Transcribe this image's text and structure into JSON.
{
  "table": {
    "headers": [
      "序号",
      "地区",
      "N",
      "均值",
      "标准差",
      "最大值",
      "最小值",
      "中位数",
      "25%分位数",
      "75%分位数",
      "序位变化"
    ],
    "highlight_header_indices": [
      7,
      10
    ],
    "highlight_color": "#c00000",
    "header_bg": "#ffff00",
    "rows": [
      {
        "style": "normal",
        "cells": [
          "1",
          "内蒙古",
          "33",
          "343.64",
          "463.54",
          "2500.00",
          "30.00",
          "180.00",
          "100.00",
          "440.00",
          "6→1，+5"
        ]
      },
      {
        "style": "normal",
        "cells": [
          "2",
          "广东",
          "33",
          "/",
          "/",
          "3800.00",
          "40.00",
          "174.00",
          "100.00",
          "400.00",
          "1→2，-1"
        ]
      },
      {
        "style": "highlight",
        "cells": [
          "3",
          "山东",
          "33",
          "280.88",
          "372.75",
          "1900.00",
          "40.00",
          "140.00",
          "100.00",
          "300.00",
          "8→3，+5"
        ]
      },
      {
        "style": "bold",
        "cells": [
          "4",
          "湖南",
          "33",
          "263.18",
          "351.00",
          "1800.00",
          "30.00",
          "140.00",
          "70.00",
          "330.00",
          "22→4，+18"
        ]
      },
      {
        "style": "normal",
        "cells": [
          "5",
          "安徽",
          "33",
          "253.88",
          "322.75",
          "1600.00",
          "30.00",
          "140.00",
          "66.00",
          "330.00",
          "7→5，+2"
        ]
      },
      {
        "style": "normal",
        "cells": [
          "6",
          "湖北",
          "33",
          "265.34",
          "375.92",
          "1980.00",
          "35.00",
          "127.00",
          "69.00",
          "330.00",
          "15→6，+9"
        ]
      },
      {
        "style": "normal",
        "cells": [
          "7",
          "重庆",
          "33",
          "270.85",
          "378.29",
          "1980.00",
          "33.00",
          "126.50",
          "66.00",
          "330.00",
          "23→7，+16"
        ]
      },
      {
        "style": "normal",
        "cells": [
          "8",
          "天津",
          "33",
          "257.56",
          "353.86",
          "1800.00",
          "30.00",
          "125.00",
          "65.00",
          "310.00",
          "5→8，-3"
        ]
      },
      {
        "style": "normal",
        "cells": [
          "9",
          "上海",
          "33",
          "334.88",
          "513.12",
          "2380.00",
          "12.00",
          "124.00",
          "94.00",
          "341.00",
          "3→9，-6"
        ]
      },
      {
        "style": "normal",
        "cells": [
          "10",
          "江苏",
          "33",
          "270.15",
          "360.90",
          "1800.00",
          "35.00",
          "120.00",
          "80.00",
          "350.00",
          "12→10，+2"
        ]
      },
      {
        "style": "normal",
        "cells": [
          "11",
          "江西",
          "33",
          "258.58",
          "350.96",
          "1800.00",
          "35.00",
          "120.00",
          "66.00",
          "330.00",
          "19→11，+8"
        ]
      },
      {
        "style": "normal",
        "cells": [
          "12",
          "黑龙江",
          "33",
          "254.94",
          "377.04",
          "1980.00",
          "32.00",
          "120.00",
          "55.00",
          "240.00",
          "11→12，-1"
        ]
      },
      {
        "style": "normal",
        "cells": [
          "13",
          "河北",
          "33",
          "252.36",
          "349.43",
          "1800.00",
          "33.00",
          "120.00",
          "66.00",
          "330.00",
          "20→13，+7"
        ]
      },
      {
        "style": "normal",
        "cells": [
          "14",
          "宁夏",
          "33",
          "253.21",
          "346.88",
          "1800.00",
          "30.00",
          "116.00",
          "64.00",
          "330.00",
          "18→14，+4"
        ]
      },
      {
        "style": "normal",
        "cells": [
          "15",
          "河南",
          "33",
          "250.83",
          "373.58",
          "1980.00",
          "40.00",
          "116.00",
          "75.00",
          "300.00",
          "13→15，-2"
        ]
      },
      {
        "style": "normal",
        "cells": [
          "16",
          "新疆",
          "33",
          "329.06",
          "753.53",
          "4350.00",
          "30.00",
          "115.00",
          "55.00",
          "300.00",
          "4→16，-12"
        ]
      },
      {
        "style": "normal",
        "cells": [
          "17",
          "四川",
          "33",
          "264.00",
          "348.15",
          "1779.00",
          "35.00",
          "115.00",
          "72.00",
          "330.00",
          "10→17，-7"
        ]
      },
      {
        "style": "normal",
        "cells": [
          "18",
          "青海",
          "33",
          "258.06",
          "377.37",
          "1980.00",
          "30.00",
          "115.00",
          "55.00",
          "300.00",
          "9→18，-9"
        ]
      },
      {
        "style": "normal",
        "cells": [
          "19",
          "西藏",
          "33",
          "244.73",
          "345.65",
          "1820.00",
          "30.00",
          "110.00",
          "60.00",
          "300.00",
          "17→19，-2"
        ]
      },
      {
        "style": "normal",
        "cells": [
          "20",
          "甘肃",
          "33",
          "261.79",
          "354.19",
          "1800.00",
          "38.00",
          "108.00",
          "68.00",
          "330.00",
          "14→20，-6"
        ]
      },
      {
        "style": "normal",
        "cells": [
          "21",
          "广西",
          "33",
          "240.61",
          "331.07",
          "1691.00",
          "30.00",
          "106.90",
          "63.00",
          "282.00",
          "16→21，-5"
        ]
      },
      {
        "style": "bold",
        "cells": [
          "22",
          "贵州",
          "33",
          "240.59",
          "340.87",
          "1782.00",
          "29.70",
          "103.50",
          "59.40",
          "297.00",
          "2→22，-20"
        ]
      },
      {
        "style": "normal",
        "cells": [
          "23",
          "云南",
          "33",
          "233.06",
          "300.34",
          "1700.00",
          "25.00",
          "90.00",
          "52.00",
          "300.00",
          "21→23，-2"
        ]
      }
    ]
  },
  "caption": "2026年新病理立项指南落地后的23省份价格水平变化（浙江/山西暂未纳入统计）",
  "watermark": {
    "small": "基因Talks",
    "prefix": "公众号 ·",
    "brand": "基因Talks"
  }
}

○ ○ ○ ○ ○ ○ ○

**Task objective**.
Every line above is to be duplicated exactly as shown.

**Response area**.
Transcribe this image's text and structure into JSON.
{
  "table": {
    "headers": [
      "序号",
      "地区",
      "N",
      "均值",
      "标准差",
      "最大值",
      "最小值",
      "中位数",
      "25%分位数",
      "75%分位数",
      "序位变化"
    ],
    "highlight_header_indices": [
      7,
      10
    ],
    "highlight_color": "#c00000",
    "header_bg": "#ffff00",
    "rows": [
      {
        "style": "normal",
        "cells": [
          "1",
          "内蒙古",
          "33",
          "343.64",
          "463.54",
          "2500.00",
          "30.00",
          "180.00",
          "100.00",
          "440.00",
          "6→1，+5"
        ]
      },
      {
        "style": "normal",
        "cells": [
          "2",
          "广东",
          "33",
          "/",
          "/",
          "3800.00",
          "40.00",
          "174.00",
          "100.00",
          "400.00",
          "1→2，-1"
        ]
      },
      {
        "style": "highlight",
        "cells": [
          "3",
          "山东",
          "33",
          "280.88",
          "372.75",
          "1900.00",
          "40.00",
          "140.00",
          "100.00",
          "300.00",
          "8→3，+5"
        ]
      },
      {
        "style": "bold",
        "cells": [
          "4",
          "湖南",
          "33",
          "263.18",
          "351.00",
          "1800.00",
          "30.00",
          "140.00",
          "70.00",
          "330.00",
          "22→4，+18"
        ]
      },
      {
        "style": "normal",
        "cells": [
          "5",
          "安徽",
          "33",
          "253.88",
          "322.75",
          "1600.00",
          "30.00",
          "140.00",
          "66.00",
          "330.00",
          "7→5，+2"
        ]
      },
      {
        "style": "normal",
        "cells": [
          "6",
          "湖北",
          "33",
          "265.34",
          "375.92",
          "1980.00",
          "35.00",
          "127.00",
          "69.00",
          "330.00",
          "15→6，+9"
        ]
      },
      {
        "style": "normal",
        "cells": [
          "7",
          "重庆",
          "33",
          "270.85",
          "378.29",
          "1980.00",
          "33.00",
          "126.50",
          "66.00",
          "330.00",
          "23→7，+16"
        ]
      },
      {
        "style": "normal",
        "cells": [
          "8",
          "天津",
          "33",
          "257.56",
          "353.86",
          "1800.00",
          "30.00",
          "125.00",
          "65.00",
          "310.00",
          "5→8，-3"
        ]
      },
      {
        "style": "normal",
        "cells": [
          "9",
          "上海",
          "33",
          "334.88",
          "513.12",
          "2380.00",
          "12.00",
          "124.00",
          "94.00",
          "341.00",
          "3→9，-6"
        ]
      },
      {
        "style": "normal",
        "cells": [
          "10",
          "江苏",
          "33",
          "270.15",
          "360.90",
          "1800.00",
          "35.00",
          "120.00",
          "80.00",
          "350.00",
          "12→10，+2"
        ]
      },
      {
        "style": "normal",
        "cells": [
          "11",
          "江西",
          "33",
          "258.58",
          "350.96",
          "1800.00",
          "35.00",
          "120.00",
          "66.00",
          "330.00",
          "19→11，+8"
        ]
      },
      {
        "style": "normal",
        "cells": [
          "12",
          "黑龙江",
          "33",
          "254.94",
          "377.04",
          "1980.00",
          "32.00",
          "120.00",
          "55.00",
          "240.00",
          "11→12，-1"
        ]
      },
      {
        "style": "normal",
        "cells": [
          "13",
          "河北",
          "33",
          "252.36",
          "349.43",
          "1800.00",
          "33.00",
          "120.00",
          "66.00",
          "330.00",
          "20→13，+7"
        ]
      },
      {
        "style": "normal",
        "cells": [
          "14",
          "宁夏",
          "33",
          "253.21",
          "346.88",
          "1800.00",
          "30.00",
          "116.00",
          "64.00",
          "330.00",
          "18→14，+4"
        ]
      },
      {
        "style": "normal",
        "cells": [
          "15",
          "河南",
          "33",
          "250.83",
          "373.58",
          "1980.00",
          "40.00",
          "116.00",
          "75.00",
          "300.00",
          "13→15，-2"
        ]
      },
      {
        "style": "normal",
        "cells": [
          "16",
          "新疆",
          "33",
          "329.06",
          "753.53",
          "4350.00",
          "30.00",
          "115.00",
          "55.00",
          "300.00",
          "4→16，-12"
        ]
      },
      {
        "style": "normal",
        "cells": [
          "17",
          "四川",
          "33",
          "264.00",
          "348.15",
          "1779.00",
          "35.00",
          "115.00",
          "72.00",
          "330.00",
          "10→17，-7"
        ]
      },
      {
        "style": "normal",
        "cells": [
          "18",
          "青海",
          "33",
          "258.06",
          "377.37",
          "1980.00",
          "30.00",
          "115.00",
          "55.00",
          "300.00",
          "9→18，-9"
        ]
      },
      {
        "style": "normal",
        "cells": [
          "19",
          "西藏",
          "33",
          "244.73",
          "345.65",
          "1820.00",
          "30.00",
          "110.00",
          "60.00",
          "300.00",
          "17→19，-2"
        ]
      },
      {
        "style": "normal",
        "cells": [
          "20",
          "甘肃",
          "33",
          "261.79",
          "354.19",
          "1800.00",
          "38.00",
          "108.00",
          "68.00",
          "330.00",
          "14→20，-6"
        ]
      },
      {
        "style": "normal",
        "cells": [
          "21",
          "广西",
          "33",
          "240.61",
          "331.07",
          "1691.00",
          "30.00",
          "106.90",
          "63.00",
          "282.00",
          "16→21，-5"
        ]
      },
      {
        "style": "bold",
        "cells": [
          "22",
          "贵州",
          "33",
          "240.59",
          "340.87",
          "1782.00",
          "29.70",
          "103.50",
          "59.40",
          "297.00",
          "2→22，-20"
        ]
      },
      {
        "style": "normal",
        "cells": [
          "23",
          "云南",
          "33",
          "233.06",
          "300.34",
          "1700.00",
          "25.00",
          "90.00",
          "52.00",
          "300.00",
          "21→23，-2"
        ]
      }
    ]
  },
  "caption": "2026年新病理立项指南落地后的23省份价格水平变化（浙江/山西暂未纳入统计）",
  "watermark": {
    "small": "基因Talks",
    "prefix": "公众号 ·",
    "brand": "基因Talks"
  }
}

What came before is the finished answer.